A brand that I’ve always had my eye on was Voigtlander. The all-metal lenses peaked my interest when I needed a new portrait lens. Olympus offers several magnificent portrait lenses such as the 45mm & 75mm; the length of the barrel contradicts the idea of m4/3 being a compact system in my opinion. While they are still much smaller than any full-frame offering, I love the discrete nature of smaller lenses, which is why I picked up the Voigtlander Nokton 40mm/1.4.
One of the many perks of a mirrorless system is the ability to adapt almost any lens you want via an adapter. *NOTE: This review is from the m4/3 perspective so that 40mm FOV works out to a 80mm in full-frame.
LENS-MOUNT | Leica M Mount
WEIGHT | 175g (.4lbs)
LENGTH | 29.7 mm (1.2″)
DIAPHRAGM | 10 blades, f/1.4-f/16, half stops
MIN. FOCUS | .7m
FILTER THREAD | 43mm
Imagine those Nokia bricks from the early 2000’s in lens form. The lens itself it pretty straight forward, solid metal construction, 10 bladed aperture, single coated lens, and lastly all manual. Where it really stands out is the craftsmanship. Voigtlander has always maintained the same, if not better, premium quality of a Leica lens at roughly a third of the price and the Nokton is no exception.
The body is completely metal with a black anodized aluminum which is fairly resistant to scratches. San-Serif markings are engraved in white and red showing the focus scale and aperture range. The front ring is chromed brass, offering even more protection for an already dense lens at the cost of the occasional unwanted reflections.
This lens is very compact despite its weight, even with the lens element fully extended it falls just under 33mm (1.3″). Typically, lenes with the same spec are much larger and hell of a lot heavier. But even then, they will not have the same rugged feeling of the Nokton. On smaller cameras like the Leica M’s or EM-5ii it balances out quite nicely due to its light weight and compact size.
The little details
Voigtlander offers two versions of the Nokton, a single and multi-coated. The single coated offers less out of camera contrast in exchange for more dynamic contrast & richer shadows, aka, it’s made for black & white. It also gives an overall softer image making it great for creating vintage looking images.
The focus tab provides a nice grip and smooth focusing with a great throw offering precise focus. The aperture ring is set to half stops with small tabs on the ends. It offers smooth transitions with a subtle click at each stop. Once you’re familiar with the lens muscle memory kicks in and you get a feel for settings based on clicks and where the tabs are.

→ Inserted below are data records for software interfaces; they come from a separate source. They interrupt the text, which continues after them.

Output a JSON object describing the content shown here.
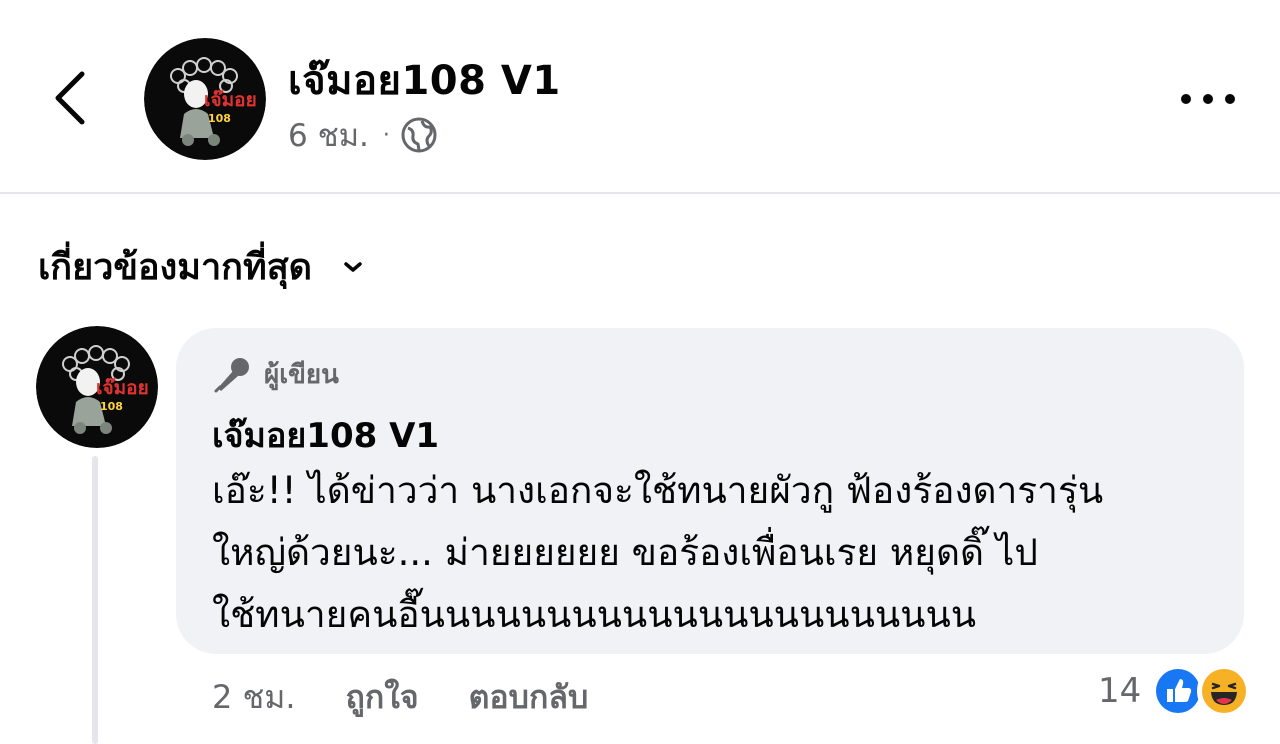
{
  "header": {
    "page_name": "เจ๊มอย108 V1",
    "time": "6 ชม.",
    "dot": "·",
    "privacy_icon": "globe-icon",
    "more_icon": "more-horizontal-icon",
    "back_icon": "chevron-left-icon"
  },
  "avatar": {
    "logo_text": "เจ๊มอย",
    "logo_number": "108"
  },
  "sort": {
    "label": "เกี่ยวข้องมากที่สุด",
    "icon": "chevron-down-icon"
  },
  "comment": {
    "badge_label": "ผู้เขียน",
    "badge_icon": "microphone-icon",
    "author": "เจ๊มอย108 V1",
    "lines": [
      "เอ๊ะ!! ได้ข่าวว่า นางเอกจะใช้ทนายผัวกู ฟ้องร้องดารารุ่น",
      "ใหญ่ด้วยนะ... ม่ายยยยยย ขอร้องเพื่อนเรย หยุดดิ๊ ไป",
      "ใช้ทนายคนอื๊นนนนนนนนนนนนนนนนนนนนนน"
    ],
    "time": "2 ชม.",
    "like_label": "ถูกใจ",
    "reply_label": "ตอบกลับ",
    "reaction_count": "14",
    "reaction_icons": [
      "like-icon",
      "haha-icon"
    ]
  },
  "colors": {
    "secondary_text": "#65676b",
    "bubble_bg": "#f0f2f5",
    "like_blue": "#1877f2",
    "haha_yellow": "#f7b125"
  }
}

Yeah. It’s usually a love it or hate it with this lens. If you’re use to tack sharp images with creamy bokeh – i.e., Canon 85 1.2 – this isn’t for you. If technically perfect lenses are what you’re use to – again, the Voigtlander Nokton isn’t for you.

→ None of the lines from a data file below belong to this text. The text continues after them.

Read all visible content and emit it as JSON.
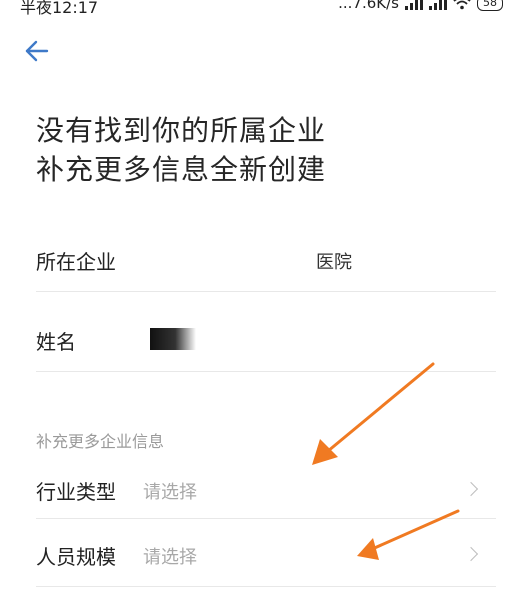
{
  "status_bar": {
    "time": "半夜12:17",
    "network_speed": "...7.6K/s",
    "battery": "58"
  },
  "header": {
    "back_icon": "arrow-left-icon"
  },
  "title": {
    "line1": "没有找到你的所属企业",
    "line2": "补充更多信息全新创建"
  },
  "form": {
    "company": {
      "label": "所在企业",
      "value": "医院"
    },
    "name": {
      "label": "姓名",
      "value": ""
    },
    "section_label": "补充更多企业信息",
    "industry": {
      "label": "行业类型",
      "placeholder": "请选择"
    },
    "scale": {
      "label": "人员规模",
      "placeholder": "请选择"
    }
  },
  "colors": {
    "accent": "#3e79c8",
    "annotation_arrow": "#f07a22"
  }
}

When wide open this lens naturally adds a glow effect softening everything, even the focus point. Stopping down to f/2 removes most of the glow, while f/4–5.6 removes it completely. So essentially you can get three different “styles” from a single lens. As you stop down the contrast and resolution dramatically improve which is not always the case for lenses.
At f/1.4 there is a classic quality to the image similar to the look of older lenses from decades ago. Edge-to-edge performance goes from ok in the center to sh*t fairly quickly. The single coating gives you a more painterly image vs. a clinical one.

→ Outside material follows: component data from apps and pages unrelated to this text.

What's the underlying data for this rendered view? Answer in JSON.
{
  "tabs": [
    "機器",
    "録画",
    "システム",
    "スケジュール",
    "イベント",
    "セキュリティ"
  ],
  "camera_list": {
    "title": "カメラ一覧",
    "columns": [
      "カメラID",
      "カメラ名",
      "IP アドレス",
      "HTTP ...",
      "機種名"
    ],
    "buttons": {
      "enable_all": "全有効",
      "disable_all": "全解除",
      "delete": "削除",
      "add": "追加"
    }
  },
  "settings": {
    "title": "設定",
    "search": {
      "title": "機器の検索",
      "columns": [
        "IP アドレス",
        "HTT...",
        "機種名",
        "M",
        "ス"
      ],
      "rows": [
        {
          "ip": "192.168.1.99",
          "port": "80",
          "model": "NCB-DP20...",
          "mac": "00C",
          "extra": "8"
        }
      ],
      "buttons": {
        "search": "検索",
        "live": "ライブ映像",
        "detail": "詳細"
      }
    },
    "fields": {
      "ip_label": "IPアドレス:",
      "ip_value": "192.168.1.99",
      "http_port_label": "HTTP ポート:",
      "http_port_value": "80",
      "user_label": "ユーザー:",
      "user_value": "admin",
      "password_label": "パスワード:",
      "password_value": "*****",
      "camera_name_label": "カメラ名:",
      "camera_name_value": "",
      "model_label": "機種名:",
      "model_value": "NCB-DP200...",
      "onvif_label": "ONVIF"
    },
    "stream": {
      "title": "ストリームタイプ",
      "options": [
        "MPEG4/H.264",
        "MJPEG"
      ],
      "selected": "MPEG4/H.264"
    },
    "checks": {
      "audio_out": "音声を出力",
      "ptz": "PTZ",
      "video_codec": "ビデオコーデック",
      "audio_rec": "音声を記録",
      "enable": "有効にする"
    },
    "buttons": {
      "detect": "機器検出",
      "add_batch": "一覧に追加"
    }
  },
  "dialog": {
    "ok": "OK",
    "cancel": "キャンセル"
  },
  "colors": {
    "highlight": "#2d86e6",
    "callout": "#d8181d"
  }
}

At f/2 the image becomes more in line with what you would expect from a modern lens without losing that painterly appeal. Clarity at from the center to mid frame is decent but the edges are still soft.
From f/4 onward the characteristics of the lens drastically change to a standard, technically efficient lens. Edge to edge sharpness is decent throughout with slight vignetting. *Note that on a full frame body you’ll need to stop down to f/8 to get edge to edge sharpness.
Colour rendering is real to the eye, slightly saturated without looking over-processed. Depending on which coating you’re using you may get more or less contrast respectively.
The single coated variant does do well with retaining contrast. Though a lens hood is highly recommended, the LH-6 or any 43mm lens hood will do. Vignetting is noticeable at wider apertures but completely gone by f/4. Chromatic Aberration is present as well but only in extreme contrast situations.
- Built like a fcukin TANK
- Large max aperture
- Fairly priced, new or used
- Fantastic handling
- Adds a unique quality to images
- Soft wide open
- Doesn’t give clinical images
- If you don’t take the time to really learn its traits at different apertures the results can be frustrating.
Look, in an era where everything is automated it can be refreshing to take a step back and slow down for a change. Voigtlander has a great lineup of lenses for all mounts at various price points. If you take the time to learn about the characteristics of each, these lenses will be a invaluable asset that add a unique look to you images. This lens has its faults but despite them it’s still my go-to lens for everyday use.
*Sample images to come.